Marc Dunkelman is the author of “The Vanishing Neighbor: The Transformation of American Community,” and he joins Federalist Radio to discuss an epochal shift in our social landscapes and daily interactions that have always been essential in civil discourse and compromise.
Dunkelman discusses how both technology and disappearing institutions have changed the type of people we come into contact with. “Because there are only 24 hours in a day…we are choosing to invest in the inner and outer most rings… and we are abandoning those middle rings,” he said. “And it is in the middle rings where you come into contact with people who generally have different points of view than you.”

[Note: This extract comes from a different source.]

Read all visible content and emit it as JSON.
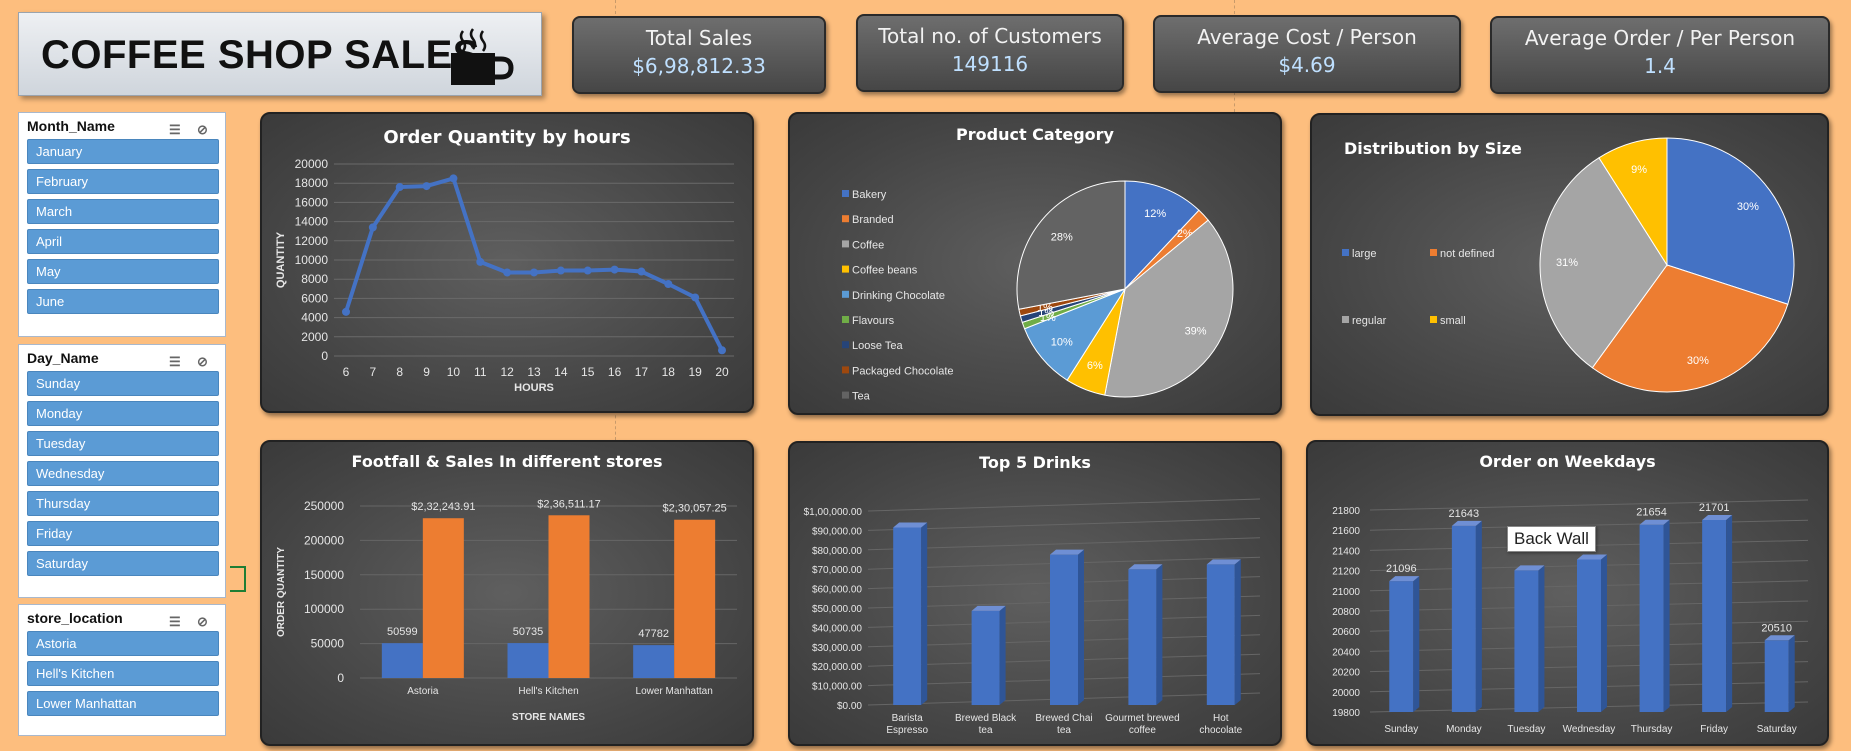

The non-cognitive skill of “grit” is also a characteristic that studies show is needed to maintain a bond with someone whom you disagree. “People abandon neighborly relationships. They don’t engage in conversations about religion or politics or whatever social issue…because they are afraid of what might happen if the other person that they are talking to takes a different view.”